The lines you return should be those containing the string "JSON", taken from the data below.

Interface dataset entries
★ ★ ★ ★

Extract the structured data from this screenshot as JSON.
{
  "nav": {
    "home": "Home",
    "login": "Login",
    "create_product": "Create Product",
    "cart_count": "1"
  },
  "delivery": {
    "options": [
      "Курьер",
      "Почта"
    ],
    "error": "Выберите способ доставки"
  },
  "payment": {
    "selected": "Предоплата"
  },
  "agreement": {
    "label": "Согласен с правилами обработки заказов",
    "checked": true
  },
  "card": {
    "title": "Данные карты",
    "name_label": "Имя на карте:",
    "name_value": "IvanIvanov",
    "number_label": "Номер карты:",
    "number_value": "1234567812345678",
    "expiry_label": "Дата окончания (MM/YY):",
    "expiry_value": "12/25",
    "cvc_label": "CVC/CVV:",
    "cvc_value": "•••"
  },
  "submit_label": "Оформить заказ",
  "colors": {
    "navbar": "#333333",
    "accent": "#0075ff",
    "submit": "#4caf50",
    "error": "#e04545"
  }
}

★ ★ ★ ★

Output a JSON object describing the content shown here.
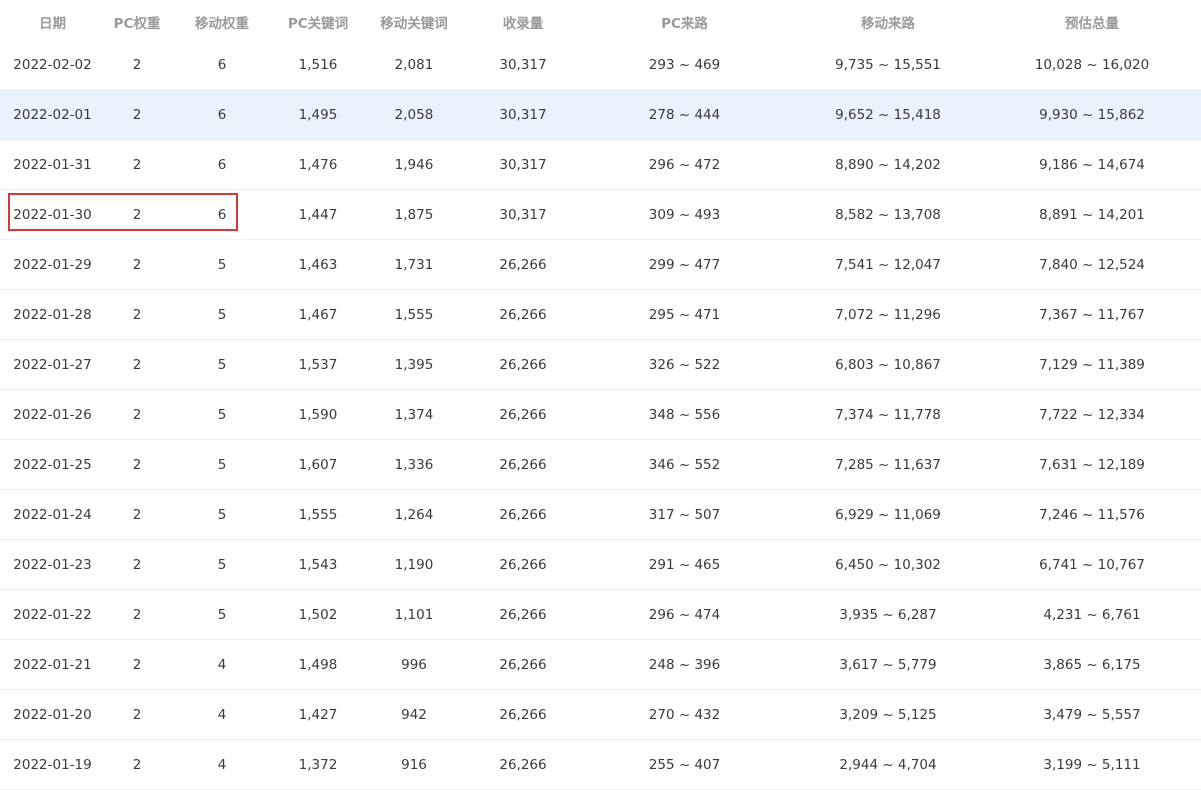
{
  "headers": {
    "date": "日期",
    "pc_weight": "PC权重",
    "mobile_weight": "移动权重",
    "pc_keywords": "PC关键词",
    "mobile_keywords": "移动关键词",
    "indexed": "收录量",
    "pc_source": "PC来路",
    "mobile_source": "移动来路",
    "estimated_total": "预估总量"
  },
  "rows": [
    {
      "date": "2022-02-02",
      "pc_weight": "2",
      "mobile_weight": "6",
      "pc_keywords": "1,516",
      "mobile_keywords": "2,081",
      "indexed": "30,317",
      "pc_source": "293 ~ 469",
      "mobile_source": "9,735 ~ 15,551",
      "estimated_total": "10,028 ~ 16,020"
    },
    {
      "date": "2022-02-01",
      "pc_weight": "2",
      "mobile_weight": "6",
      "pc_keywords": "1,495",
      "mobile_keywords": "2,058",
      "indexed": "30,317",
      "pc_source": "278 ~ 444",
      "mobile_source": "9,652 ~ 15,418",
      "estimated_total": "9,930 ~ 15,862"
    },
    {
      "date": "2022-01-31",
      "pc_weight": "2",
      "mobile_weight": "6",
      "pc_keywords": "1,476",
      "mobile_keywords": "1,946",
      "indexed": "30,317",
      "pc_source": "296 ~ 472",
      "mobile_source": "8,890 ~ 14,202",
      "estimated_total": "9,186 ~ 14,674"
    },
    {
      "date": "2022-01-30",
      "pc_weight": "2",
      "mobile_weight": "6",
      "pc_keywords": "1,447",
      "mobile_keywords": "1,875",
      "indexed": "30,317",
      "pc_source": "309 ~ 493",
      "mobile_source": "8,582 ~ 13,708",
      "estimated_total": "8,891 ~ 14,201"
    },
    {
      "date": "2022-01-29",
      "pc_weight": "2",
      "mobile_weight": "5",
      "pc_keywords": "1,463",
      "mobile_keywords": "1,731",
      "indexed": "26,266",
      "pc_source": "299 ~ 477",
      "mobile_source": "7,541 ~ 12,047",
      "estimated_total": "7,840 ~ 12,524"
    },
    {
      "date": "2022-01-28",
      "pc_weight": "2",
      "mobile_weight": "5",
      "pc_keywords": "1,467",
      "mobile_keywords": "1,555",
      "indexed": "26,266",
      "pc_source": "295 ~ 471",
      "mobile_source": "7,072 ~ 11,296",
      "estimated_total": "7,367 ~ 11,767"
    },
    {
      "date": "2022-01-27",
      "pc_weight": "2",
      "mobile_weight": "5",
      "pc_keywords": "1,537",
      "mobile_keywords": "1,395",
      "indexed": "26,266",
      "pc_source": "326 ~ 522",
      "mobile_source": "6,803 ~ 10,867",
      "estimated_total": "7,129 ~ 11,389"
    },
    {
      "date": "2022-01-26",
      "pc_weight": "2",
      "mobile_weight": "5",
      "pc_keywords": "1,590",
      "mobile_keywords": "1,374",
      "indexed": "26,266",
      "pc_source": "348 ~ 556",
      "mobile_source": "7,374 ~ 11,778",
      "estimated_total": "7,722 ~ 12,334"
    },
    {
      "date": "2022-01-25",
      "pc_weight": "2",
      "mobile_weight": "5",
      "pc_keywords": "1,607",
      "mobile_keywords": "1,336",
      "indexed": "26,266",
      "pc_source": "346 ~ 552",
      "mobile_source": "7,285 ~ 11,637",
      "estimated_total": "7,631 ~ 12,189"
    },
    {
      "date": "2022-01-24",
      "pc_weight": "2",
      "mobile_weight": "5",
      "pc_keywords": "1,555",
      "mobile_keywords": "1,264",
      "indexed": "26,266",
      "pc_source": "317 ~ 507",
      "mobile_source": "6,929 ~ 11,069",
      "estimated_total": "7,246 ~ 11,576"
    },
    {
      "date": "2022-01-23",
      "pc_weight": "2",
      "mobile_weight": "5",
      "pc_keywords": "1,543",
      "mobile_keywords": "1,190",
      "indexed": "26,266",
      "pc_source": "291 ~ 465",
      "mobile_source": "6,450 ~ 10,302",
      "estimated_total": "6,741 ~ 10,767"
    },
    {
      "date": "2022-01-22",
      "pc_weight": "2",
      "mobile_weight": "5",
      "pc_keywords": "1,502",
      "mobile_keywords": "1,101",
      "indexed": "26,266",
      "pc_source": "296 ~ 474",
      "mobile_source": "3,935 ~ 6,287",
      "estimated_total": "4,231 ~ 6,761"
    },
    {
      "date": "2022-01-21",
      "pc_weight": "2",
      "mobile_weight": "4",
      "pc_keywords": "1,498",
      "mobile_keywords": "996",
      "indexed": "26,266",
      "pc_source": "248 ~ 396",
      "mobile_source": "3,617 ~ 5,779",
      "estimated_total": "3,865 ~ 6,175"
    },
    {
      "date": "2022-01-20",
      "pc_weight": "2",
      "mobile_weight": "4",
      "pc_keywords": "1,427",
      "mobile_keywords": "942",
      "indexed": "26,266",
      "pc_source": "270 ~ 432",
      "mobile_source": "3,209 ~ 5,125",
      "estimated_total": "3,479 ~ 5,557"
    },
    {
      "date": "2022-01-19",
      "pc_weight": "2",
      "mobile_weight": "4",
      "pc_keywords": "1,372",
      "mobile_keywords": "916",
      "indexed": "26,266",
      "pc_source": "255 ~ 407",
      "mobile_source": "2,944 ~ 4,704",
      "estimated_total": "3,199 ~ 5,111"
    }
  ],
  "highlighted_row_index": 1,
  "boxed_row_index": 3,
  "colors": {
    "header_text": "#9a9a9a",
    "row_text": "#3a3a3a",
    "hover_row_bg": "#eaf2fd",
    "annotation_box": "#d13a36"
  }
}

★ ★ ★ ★

▸ REPLY:
Extract the structured data from this screenshot as JSON.
Output a JSON object describing the content shown here.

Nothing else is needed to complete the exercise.